## WORK TO COMPLETE
The entries are to be printed again word for word, but no picture may appear.

Collected data:
--- START ---

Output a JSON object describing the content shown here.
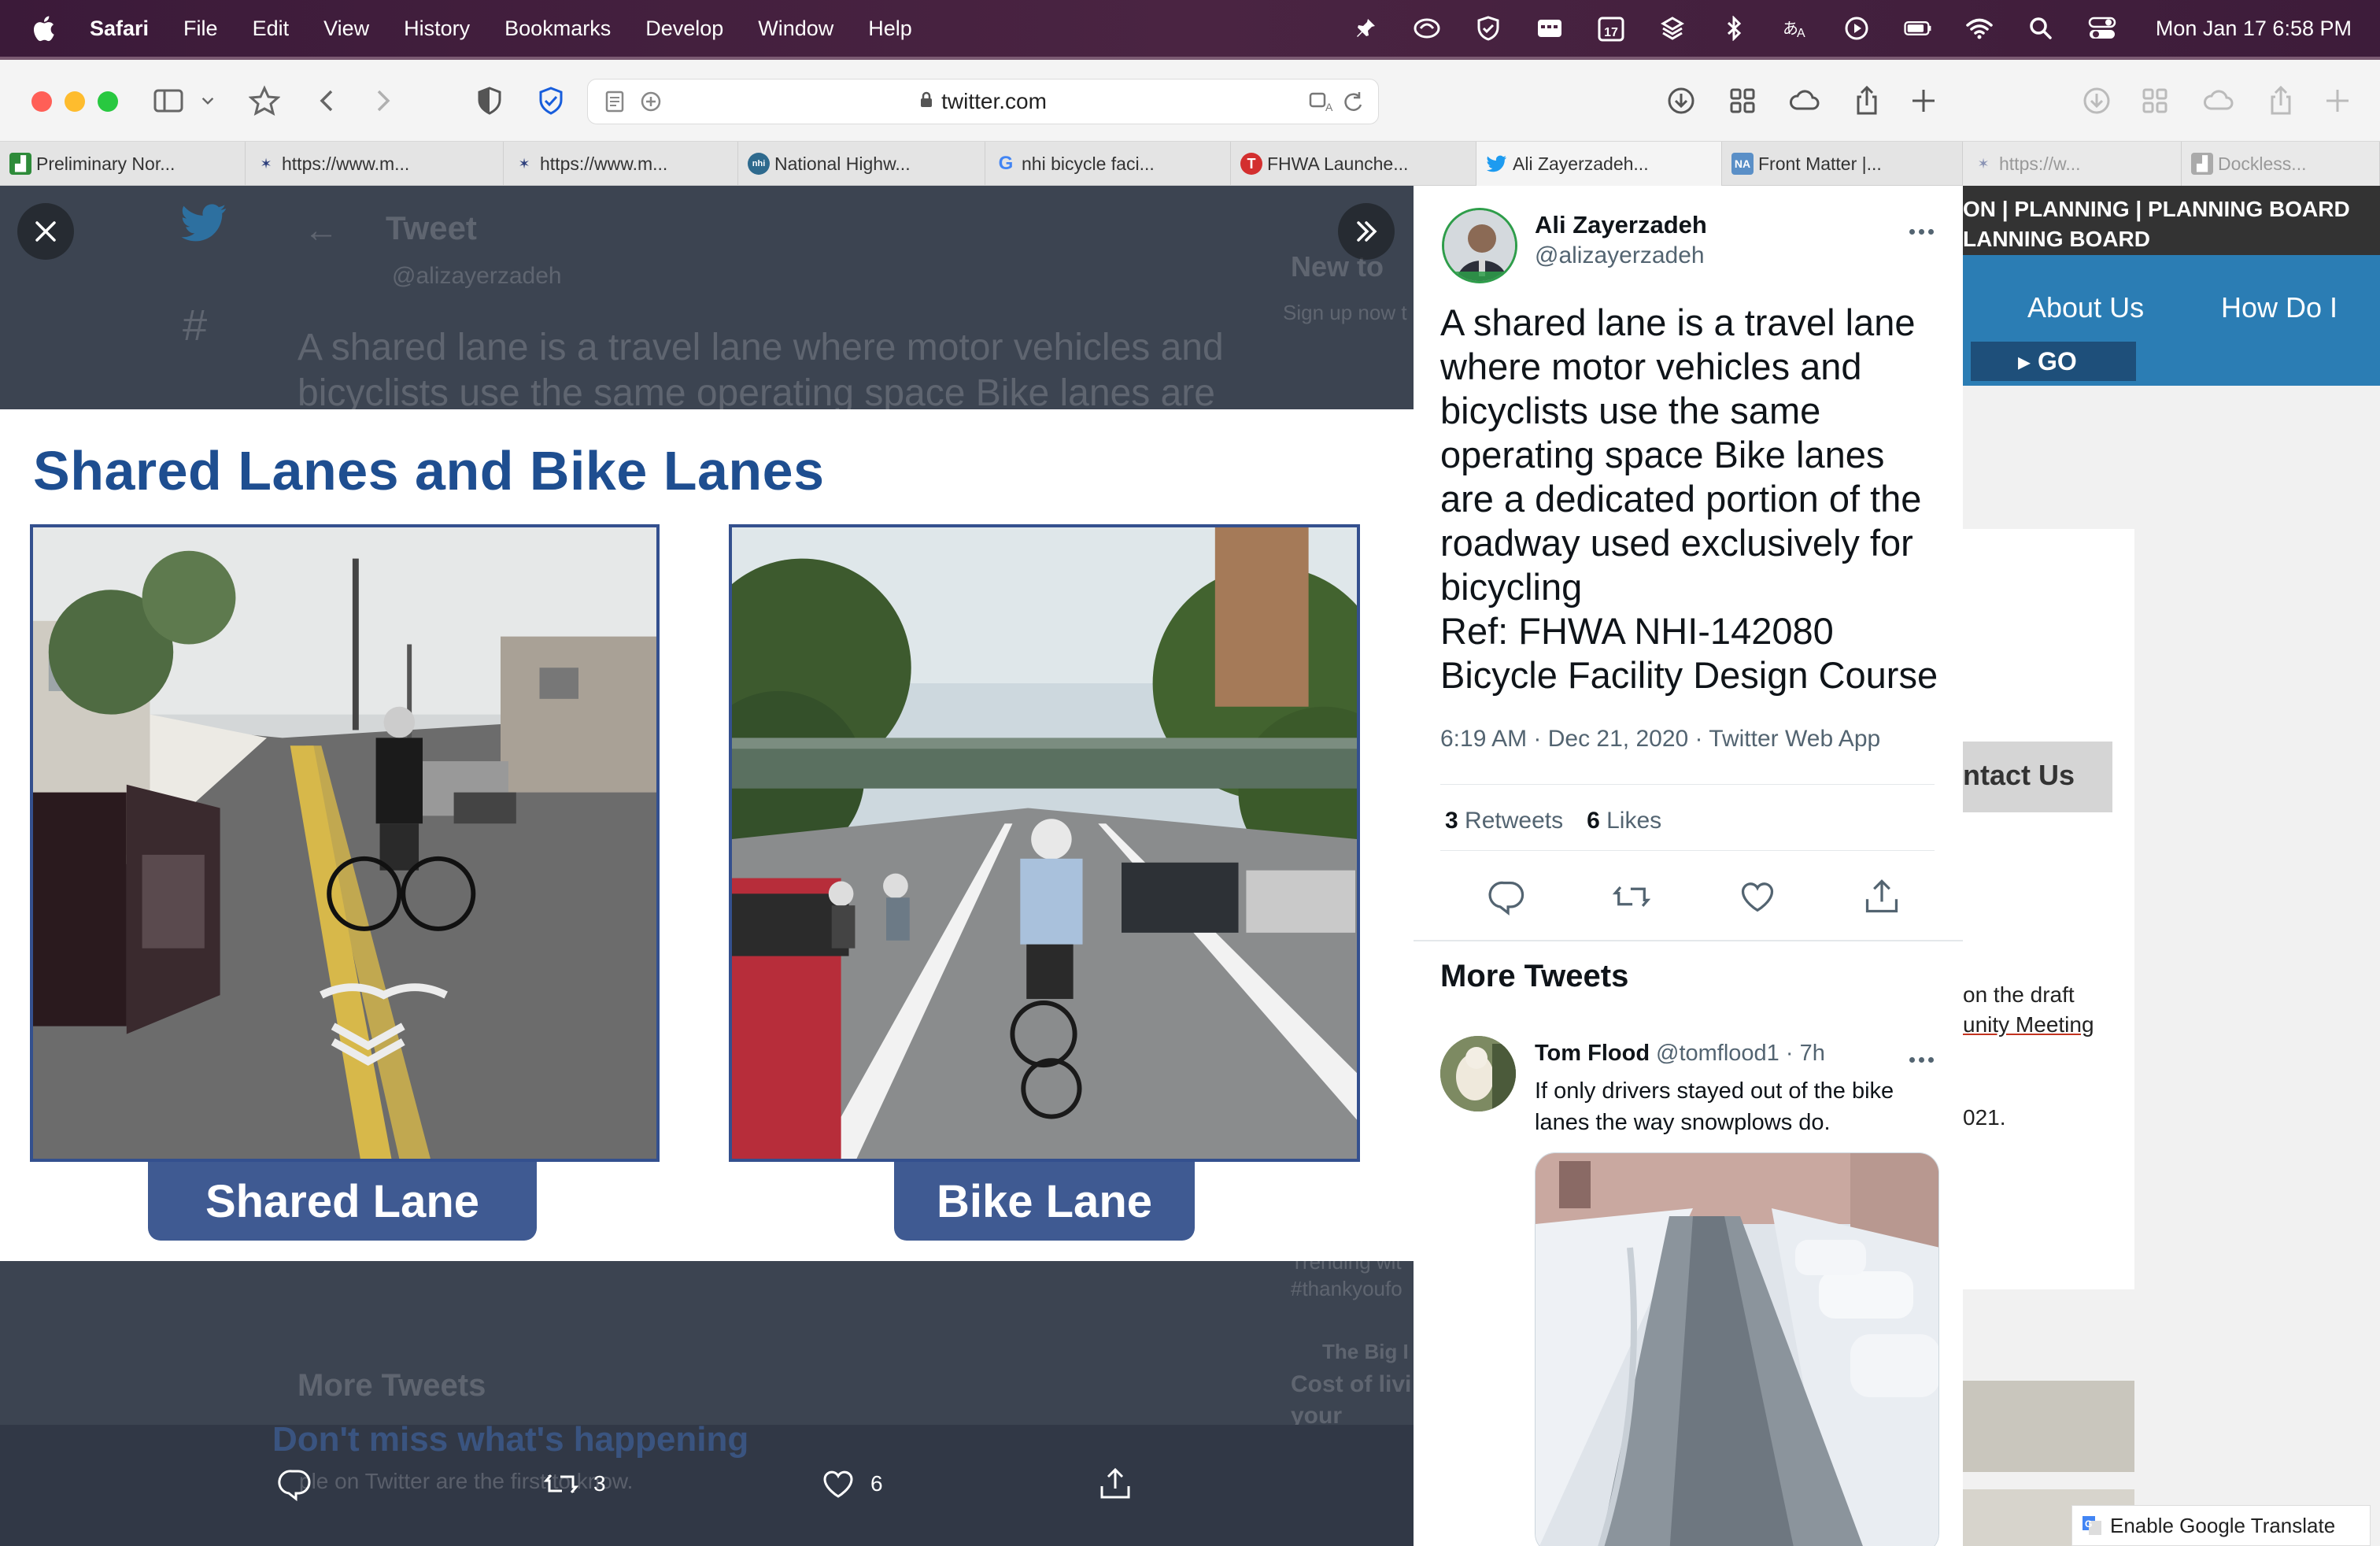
{
  "menubar": {
    "app_name": "Safari",
    "items": [
      "File",
      "Edit",
      "View",
      "History",
      "Bookmarks",
      "Develop",
      "Window",
      "Help"
    ],
    "datetime": "Mon Jan 17  6:58 PM",
    "calendar_day": "17"
  },
  "browser": {
    "url": "twitter.com",
    "tabs": [
      {
        "title": "Preliminary Nor...",
        "favicon": "chart-favicon",
        "color": "#2e8b3a"
      },
      {
        "title": "https://www.m...",
        "favicon": "star-favicon",
        "color": "#2d3f7c"
      },
      {
        "title": "https://www.m...",
        "favicon": "star-favicon",
        "color": "#2d3f7c"
      },
      {
        "title": "National Highw...",
        "favicon": "nhi-favicon",
        "color": "#2e6a8e"
      },
      {
        "title": "nhi bicycle faci...",
        "favicon": "google-favicon",
        "color": "#4285f4"
      },
      {
        "title": "FHWA Launche...",
        "favicon": "t-favicon",
        "color": "#d32f2f"
      },
      {
        "title": "Ali Zayerzadeh...",
        "favicon": "twitter-favicon",
        "color": "#1d9bf0"
      },
      {
        "title": "Front Matter |...",
        "favicon": "na-favicon",
        "color": "#5a8fc7"
      },
      {
        "title": "https://w...",
        "favicon": "star-favicon",
        "color": "#2d3f7c"
      },
      {
        "title": "Dockless...",
        "favicon": "chart-favicon",
        "color": "#888888"
      }
    ]
  },
  "background_page": {
    "topbar_line1": "ON  |  PLANNING  |  PLANNING BOARD",
    "topbar_line2": "LANNING BOARD",
    "nav_about": "About Us",
    "nav_howdoi": "How Do I",
    "go_label": "GO",
    "contact_label": "ntact Us",
    "text_line1": "on the draft",
    "text_line2": "unity Meeting",
    "text_line3": "021.",
    "translate_label": "Enable Google Translate"
  },
  "twitter_bg": {
    "header_title": "Tweet",
    "handle": "@alizayerzadeh",
    "text_line1": "A shared lane is a travel lane where motor vehicles and",
    "text_line2": "bicyclists use the same operating space Bike lanes are",
    "new_to": "New to",
    "signup": "Sign up now t",
    "trending": "Trending wit",
    "hashtag": "#thankyoufo",
    "big_label": "The Big I",
    "cost": "Cost of livi",
    "finance": "your financ",
    "more_tweets": "More Tweets",
    "dont_miss": "Don't miss what's happening",
    "people": "ple on Twitter are the first to know."
  },
  "media": {
    "slide_title": "Shared Lanes and Bike Lanes",
    "left_caption": "Shared Lane",
    "right_caption": "Bike Lane",
    "retweet_count": "3",
    "like_count": "6"
  },
  "tweet": {
    "author_name": "Ali Zayerzadeh",
    "author_handle": "@alizayerzadeh",
    "text": "A shared lane is a travel lane where motor vehicles and bicyclists use the same operating space Bike lanes are a dedicated portion of the roadway used exclusively for bicycling\nRef: FHWA NHI-142080 Bicycle Facility Design Course",
    "meta": "6:19 AM · Dec 21, 2020 · Twitter Web App",
    "retweets": "3",
    "retweets_label": "Retweets",
    "likes": "6",
    "likes_label": "Likes"
  },
  "more_tweets": {
    "title": "More Tweets",
    "reply": {
      "name": "Tom Flood",
      "handle": "@tomflood1 · 7h",
      "text": "If only drivers stayed out of the bike lanes the way snowplows do."
    }
  }
}
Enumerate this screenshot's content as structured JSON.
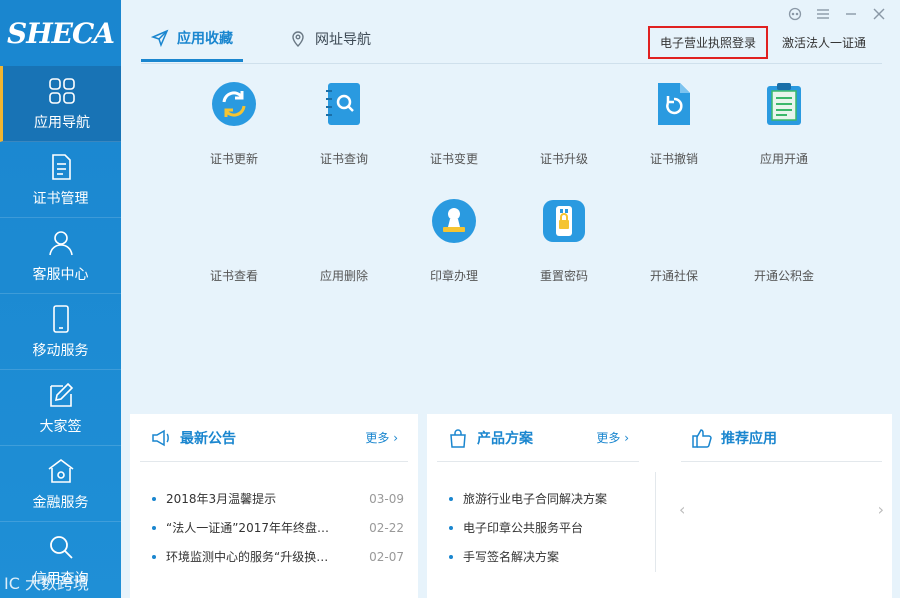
{
  "logo": {
    "text": "SHECA"
  },
  "watermark": "IC 大数跨境",
  "sidebar": {
    "items": [
      {
        "label": "应用导航",
        "icon": "grid-icon"
      },
      {
        "label": "证书管理",
        "icon": "document-icon"
      },
      {
        "label": "客服中心",
        "icon": "user-icon"
      },
      {
        "label": "移动服务",
        "icon": "mobile-icon"
      },
      {
        "label": "大家签",
        "icon": "pen-icon"
      },
      {
        "label": "金融服务",
        "icon": "bank-icon"
      },
      {
        "label": "信用查询",
        "icon": "search-icon"
      }
    ]
  },
  "tabs": [
    {
      "label": "应用收藏",
      "icon": "paper-plane-icon"
    },
    {
      "label": "网址导航",
      "icon": "location-pin-icon"
    }
  ],
  "toplinks": {
    "license_login": "电子营业执照登录",
    "activate": "激活法人一证通"
  },
  "apps": [
    {
      "label": "证书更新",
      "icon": "refresh-icon"
    },
    {
      "label": "证书查询",
      "icon": "book-search-icon"
    },
    {
      "label": "证书变更",
      "icon": ""
    },
    {
      "label": "证书升级",
      "icon": ""
    },
    {
      "label": "证书撤销",
      "icon": "file-undo-icon"
    },
    {
      "label": "应用开通",
      "icon": "clipboard-icon"
    },
    {
      "label": "证书查看",
      "icon": ""
    },
    {
      "label": "应用删除",
      "icon": ""
    },
    {
      "label": "印章办理",
      "icon": "stamp-icon"
    },
    {
      "label": "重置密码",
      "icon": "usb-key-icon"
    },
    {
      "label": "开通社保",
      "icon": ""
    },
    {
      "label": "开通公积金",
      "icon": ""
    }
  ],
  "announcements": {
    "title": "最新公告",
    "more": "更多",
    "items": [
      {
        "text": "2018年3月温馨提示",
        "date": "03-09"
      },
      {
        "text": "“法人一证通”2017年年终盘…",
        "date": "02-22"
      },
      {
        "text": "环境监测中心的服务“升级换…",
        "date": "02-07"
      }
    ]
  },
  "products": {
    "title": "产品方案",
    "more": "更多",
    "items": [
      {
        "text": "旅游行业电子合同解决方案"
      },
      {
        "text": "电子印章公共服务平台"
      },
      {
        "text": "手写签名解决方案"
      }
    ]
  },
  "recommend": {
    "title": "推荐应用"
  },
  "colors": {
    "primary": "#1a86cf",
    "sidebar_active": "#1873b5",
    "highlight_border": "#e02020"
  }
}
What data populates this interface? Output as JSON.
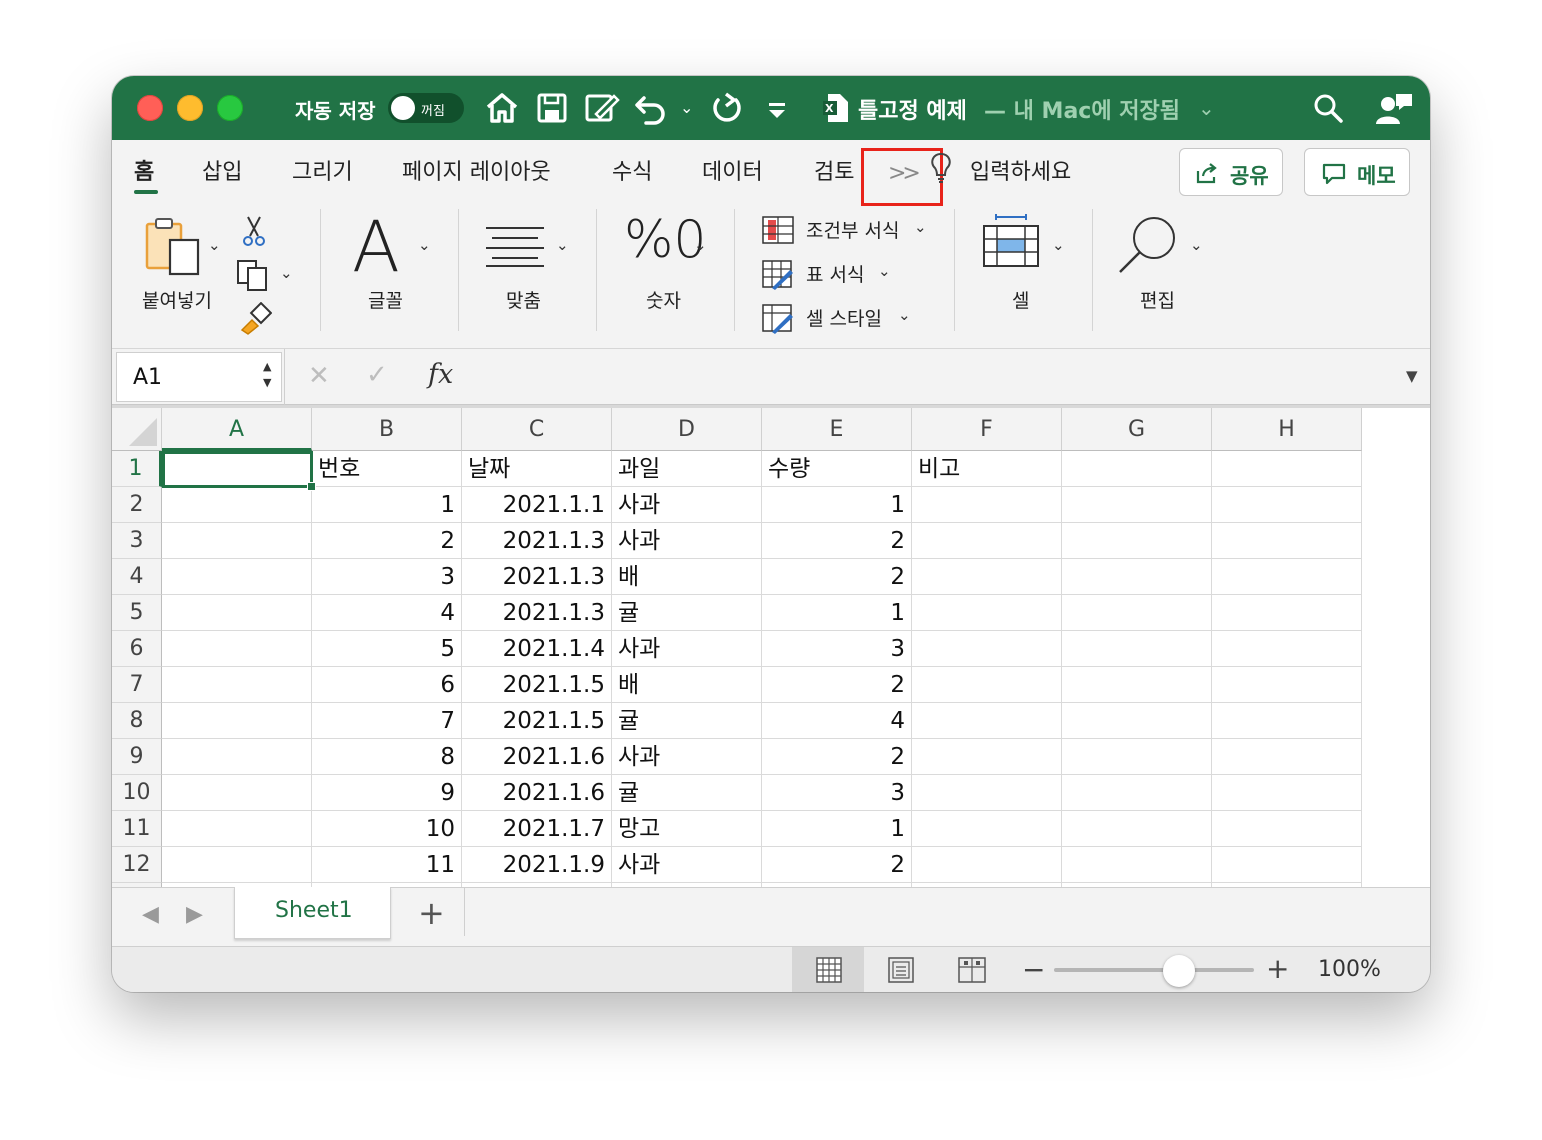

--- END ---

## SOLUTION BELOW
Output a JSON object describing the content shown here.
{
  "menubar": {
    "app_name": "Safari",
    "items": [
      "File",
      "Edit",
      "View",
      "History",
      "Bookmarks",
      "Develop",
      "Window",
      "Help"
    ],
    "datetime": "Mon Jan 17  6:58 PM",
    "calendar_day": "17"
  },
  "browser": {
    "url": "twitter.com",
    "tabs": [
      {
        "title": "Preliminary Nor...",
        "favicon": "chart-favicon",
        "color": "#2e8b3a"
      },
      {
        "title": "https://www.m...",
        "favicon": "star-favicon",
        "color": "#2d3f7c"
      },
      {
        "title": "https://www.m...",
        "favicon": "star-favicon",
        "color": "#2d3f7c"
      },
      {
        "title": "National Highw...",
        "favicon": "nhi-favicon",
        "color": "#2e6a8e"
      },
      {
        "title": "nhi bicycle faci...",
        "favicon": "google-favicon",
        "color": "#4285f4"
      },
      {
        "title": "FHWA Launche...",
        "favicon": "t-favicon",
        "color": "#d32f2f"
      },
      {
        "title": "Ali Zayerzadeh...",
        "favicon": "twitter-favicon",
        "color": "#1d9bf0"
      },
      {
        "title": "Front Matter |...",
        "favicon": "na-favicon",
        "color": "#5a8fc7"
      },
      {
        "title": "https://w...",
        "favicon": "star-favicon",
        "color": "#2d3f7c"
      },
      {
        "title": "Dockless...",
        "favicon": "chart-favicon",
        "color": "#888888"
      }
    ]
  },
  "background_page": {
    "topbar_line1": "ON  |  PLANNING  |  PLANNING BOARD",
    "topbar_line2": "LANNING BOARD",
    "nav_about": "About Us",
    "nav_howdoi": "How Do I",
    "go_label": "GO",
    "contact_label": "ntact Us",
    "text_line1": "on the draft",
    "text_line2": "unity Meeting",
    "text_line3": "021.",
    "translate_label": "Enable Google Translate"
  },
  "twitter_bg": {
    "header_title": "Tweet",
    "handle": "@alizayerzadeh",
    "text_line1": "A shared lane is a travel lane where motor vehicles and",
    "text_line2": "bicyclists use the same operating space Bike lanes are",
    "new_to": "New to",
    "signup": "Sign up now t",
    "trending": "Trending wit",
    "hashtag": "#thankyoufo",
    "big_label": "The Big I",
    "cost": "Cost of livi",
    "finance": "your financ",
    "more_tweets": "More Tweets",
    "dont_miss": "Don't miss what's happening",
    "people": "ple on Twitter are the first to know."
  },
  "media": {
    "slide_title": "Shared Lanes and Bike Lanes",
    "left_caption": "Shared Lane",
    "right_caption": "Bike Lane",
    "retweet_count": "3",
    "like_count": "6"
  },
  "tweet": {
    "author_name": "Ali Zayerzadeh",
    "author_handle": "@alizayerzadeh",
    "text": "A shared lane is a travel lane where motor vehicles and bicyclists use the same operating space Bike lanes are a dedicated portion of the roadway used exclusively for bicycling\nRef: FHWA NHI-142080 Bicycle Facility Design Course",
    "meta": "6:19 AM · Dec 21, 2020 · Twitter Web App",
    "retweets": "3",
    "retweets_label": "Retweets",
    "likes": "6",
    "likes_label": "Likes"
  },
  "more_tweets": {
    "title": "More Tweets",
    "reply": {
      "name": "Tom Flood",
      "handle": "@tomflood1 · 7h",
      "text": "If only drivers stayed out of the bike lanes the way snowplows do."
    }
  }
}
Enumerate this screenshot's content as structured JSON.
{
  "logo": {
    "text": "SHECA"
  },
  "watermark": "IC 大数跨境",
  "sidebar": {
    "items": [
      {
        "label": "应用导航",
        "icon": "grid-icon"
      },
      {
        "label": "证书管理",
        "icon": "document-icon"
      },
      {
        "label": "客服中心",
        "icon": "user-icon"
      },
      {
        "label": "移动服务",
        "icon": "mobile-icon"
      },
      {
        "label": "大家签",
        "icon": "pen-icon"
      },
      {
        "label": "金融服务",
        "icon": "bank-icon"
      },
      {
        "label": "信用查询",
        "icon": "search-icon"
      }
    ]
  },
  "tabs": [
    {
      "label": "应用收藏",
      "icon": "paper-plane-icon"
    },
    {
      "label": "网址导航",
      "icon": "location-pin-icon"
    }
  ],
  "toplinks": {
    "license_login": "电子营业执照登录",
    "activate": "激活法人一证通"
  },
  "apps": [
    {
      "label": "证书更新",
      "icon": "refresh-icon"
    },
    {
      "label": "证书查询",
      "icon": "book-search-icon"
    },
    {
      "label": "证书变更",
      "icon": ""
    },
    {
      "label": "证书升级",
      "icon": ""
    },
    {
      "label": "证书撤销",
      "icon": "file-undo-icon"
    },
    {
      "label": "应用开通",
      "icon": "clipboard-icon"
    },
    {
      "label": "证书查看",
      "icon": ""
    },
    {
      "label": "应用删除",
      "icon": ""
    },
    {
      "label": "印章办理",
      "icon": "stamp-icon"
    },
    {
      "label": "重置密码",
      "icon": "usb-key-icon"
    },
    {
      "label": "开通社保",
      "icon": ""
    },
    {
      "label": "开通公积金",
      "icon": ""
    }
  ],
  "announcements": {
    "title": "最新公告",
    "more": "更多",
    "items": [
      {
        "text": "2018年3月温馨提示",
        "date": "03-09"
      },
      {
        "text": "“法人一证通”2017年年终盘…",
        "date": "02-22"
      },
      {
        "text": "环境监测中心的服务“升级换…",
        "date": "02-07"
      }
    ]
  },
  "products": {
    "title": "产品方案",
    "more": "更多",
    "items": [
      {
        "text": "旅游行业电子合同解决方案"
      },
      {
        "text": "电子印章公共服务平台"
      },
      {
        "text": "手写签名解决方案"
      }
    ]
  },
  "recommend": {
    "title": "推荐应用"
  },
  "colors": {
    "primary": "#1a86cf",
    "sidebar_active": "#1873b5",
    "highlight_border": "#e02020"
  }
}
What data populates this interface? Output as JSON.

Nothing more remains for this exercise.